Symbols are objects, characters, figures, or colors used to represent abstract ideas or concepts.
The girl in the red coat is the most obvious symbol in Schindler’s List, simply because her coat is the only color object, other than the Shabbat candles, presented in the main body of the film. To Schindler, she represents the innocence of the Jews being slaughtered. He sees her from high atop a hill and is riveted by her, almost to the exclusion of the surrounding violence. The moment Schindler catches sight of her marks the moment when he is forced to confront the horror of Jewish life during the Holocaust and his own hand in that horror. The little girl also has a greater social significance.

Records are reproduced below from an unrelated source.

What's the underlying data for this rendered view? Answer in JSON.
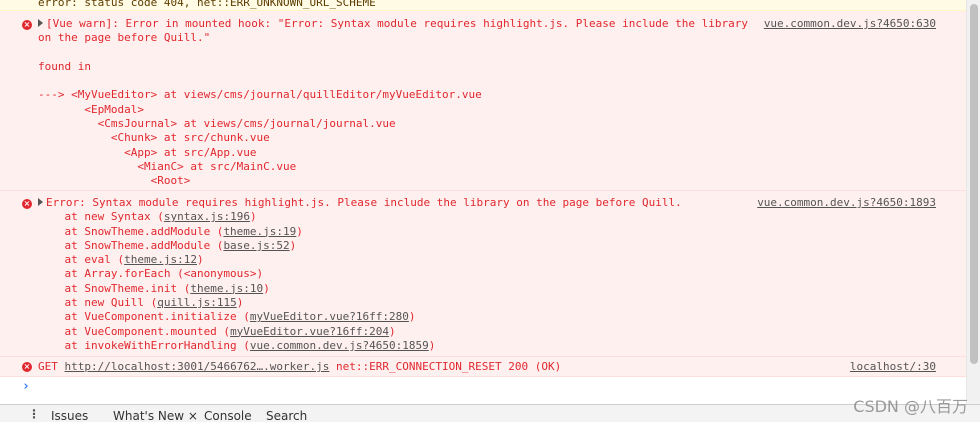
{
  "top_warning": "error: status code 404, net::ERR_UNKNOWN_URL_SCHEME",
  "vue_warn": {
    "line1": "[Vue warn]: Error in mounted hook: \"Error: Syntax module requires highlight.js. Please include the library",
    "line2": "on the page before Quill.\"",
    "found_in": "found in",
    "trace": [
      "---> <MyVueEditor> at views/cms/journal/quillEditor/myVueEditor.vue",
      "       <EpModal>",
      "         <CmsJournal> at views/cms/journal/journal.vue",
      "           <Chunk> at src/chunk.vue",
      "             <App> at src/App.vue",
      "               <MianC> at src/MainC.vue",
      "                 <Root>"
    ],
    "source": "vue.common.dev.js?4650:630"
  },
  "syntax_error": {
    "headline": "Error: Syntax module requires highlight.js. Please include the library on the page before Quill.",
    "source": "vue.common.dev.js?4650:1893",
    "stack": [
      {
        "prefix": "    at new Syntax (",
        "link": "syntax.js:196",
        "suffix": ")"
      },
      {
        "prefix": "    at SnowTheme.addModule (",
        "link": "theme.js:19",
        "suffix": ")"
      },
      {
        "prefix": "    at SnowTheme.addModule (",
        "link": "base.js:52",
        "suffix": ")"
      },
      {
        "prefix": "    at eval (",
        "link": "theme.js:12",
        "suffix": ")"
      },
      {
        "prefix": "    at Array.forEach (<anonymous>)",
        "link": "",
        "suffix": ""
      },
      {
        "prefix": "    at SnowTheme.init (",
        "link": "theme.js:10",
        "suffix": ")"
      },
      {
        "prefix": "    at new Quill (",
        "link": "quill.js:115",
        "suffix": ")"
      },
      {
        "prefix": "    at VueComponent.initialize (",
        "link": "myVueEditor.vue?16ff:280",
        "suffix": ")"
      },
      {
        "prefix": "    at VueComponent.mounted (",
        "link": "myVueEditor.vue?16ff:204",
        "suffix": ")"
      },
      {
        "prefix": "    at invokeWithErrorHandling (",
        "link": "vue.common.dev.js?4650:1859",
        "suffix": ")"
      }
    ]
  },
  "get_error": {
    "method": "GET",
    "url": "http://localhost:3001/5466762….worker.js",
    "status": "net::ERR_CONNECTION_RESET 200 (OK)",
    "source": "localhost/:30"
  },
  "prompt_symbol": "›",
  "drawer": {
    "menu_icon": "more-vertical-icon",
    "tabs": [
      "Issues",
      "What's New",
      "Console",
      "Search"
    ],
    "close_symbol": "×"
  },
  "watermark": "CSDN @八百万"
}
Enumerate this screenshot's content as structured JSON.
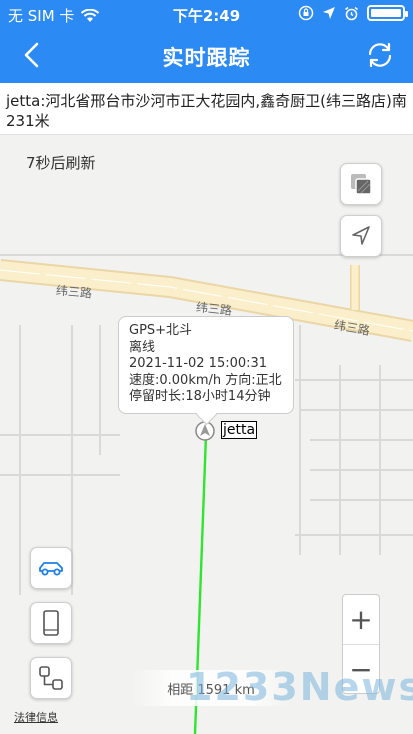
{
  "status_bar": {
    "carrier": "无 SIM 卡",
    "time": "下午2:49"
  },
  "nav": {
    "title": "实时跟踪",
    "back_icon": "chevron-left-icon",
    "refresh_icon": "refresh-icon"
  },
  "address": {
    "text": "jetta:河北省邢台市沙河市正大花园内,鑫奇厨卫(纬三路店)南231米"
  },
  "map": {
    "refresh_countdown": "7秒后刷新",
    "road_label": "纬三路",
    "popup": {
      "line1": "GPS+北斗",
      "line2": "离线",
      "line3": "2021-11-02 15:00:31",
      "line4": "速度:0.00km/h 方向:正北",
      "line5": "停留时长:18小时14分钟"
    },
    "vehicle_label": "jetta",
    "zoom_in": "+",
    "zoom_out": "−",
    "distance": "相距 1591 km",
    "legal": "法律信息",
    "watermark": "1233News",
    "track_color": "#2ee62e"
  },
  "colors": {
    "header": "#2b8af4",
    "accent": "#1e7ee8"
  }
}
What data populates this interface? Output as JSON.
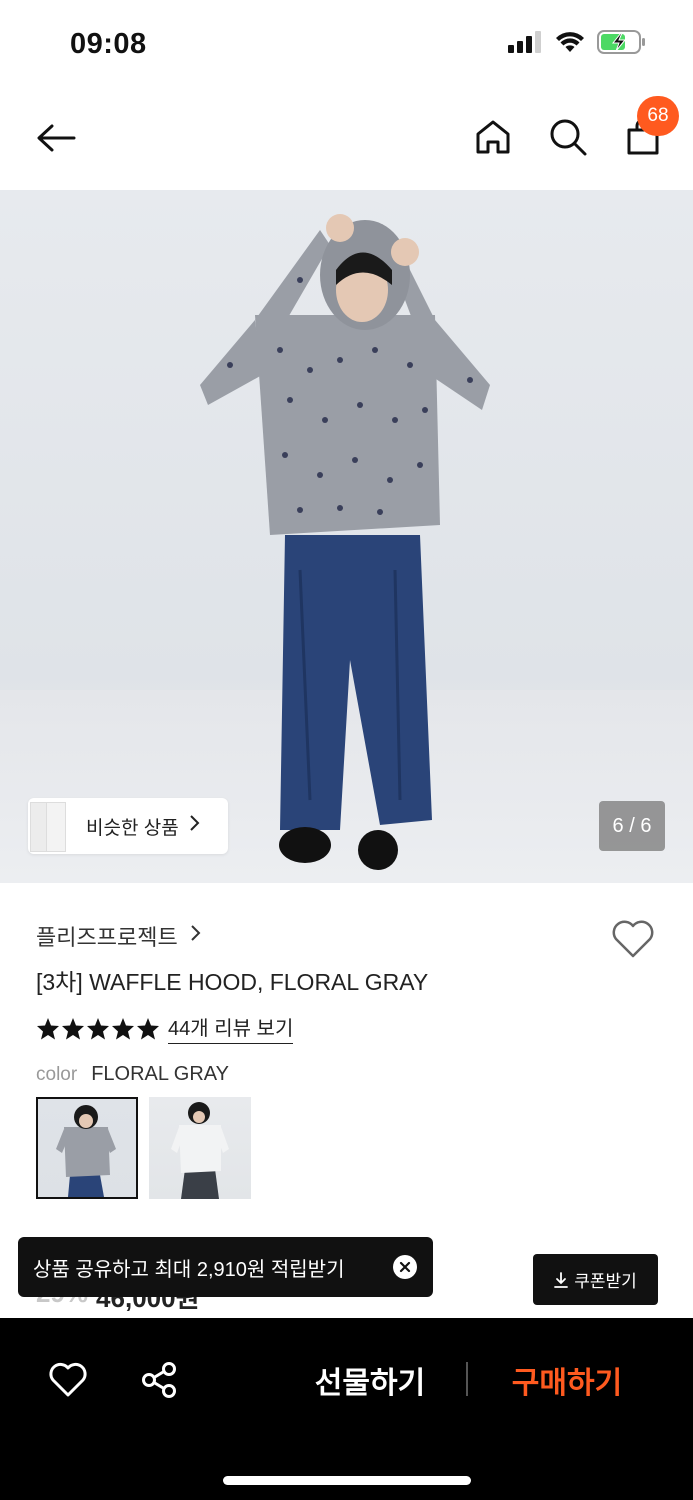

Her red coat suggests the “red flag” the Jews waved at the Allied powers during World War II as a cry for help. The little girl walks through the violence of the evacuation as if she can’t see it, ignoring the carnage around her. Her oblivion mirrors the inaction of the Allied powers in helping to save the Jews. Schindler later spots her in a pile of exhumed dead bodies, and her death symbolizes the death of innocence.
The road through the Plaszów labor camp, paved with headstones torn up from Jewish cemeteries, is a replica of the actual road that existed there. The road adds to the historical accuracy of the film but also symbolizes the destruction of the Jewish race. The removal of the headstones from the cemeteries represents the enormity of the Holocaust. Unsatisfied with simply wiping out existing Jews, Goeth, by planning the road, denies acknowledgement of many Jews’ final resting places. By removing the grave markers, Goeth in effect erases the existence of the dead. Moreover, Goeth forces the Jews in the camp to build the road, rubbing in their faces the fact that they, too, will soon be erased. The message is clear: the Nazis view the Jews as not worth even grave markers and want only to erase them from history.
In one of the most jarring scenes in the film, Jews are loaded onto cattle cars as a recorded voice tells them to leave their luggage on the platform, as it will follow on a separate train. The luggage, however, will not follow them. Instead, Nazis bring it to a back room, where they dump out and sort the contents. This room holds huge piles of personal belongings, including photographs, shoes, hairbrushes, and clothing, all separated for processing. At a table sits a group of Jewish jewelers, forced to sort and determine the value of the gold, silver, and jewels belonging to those on the train. These piles symbolize the millions of lives that were lost—not just the physical lives but the very essence of the victims, who are stripped of their identity. One thousand hairbrushes represent one thousand victims and one thousand lives.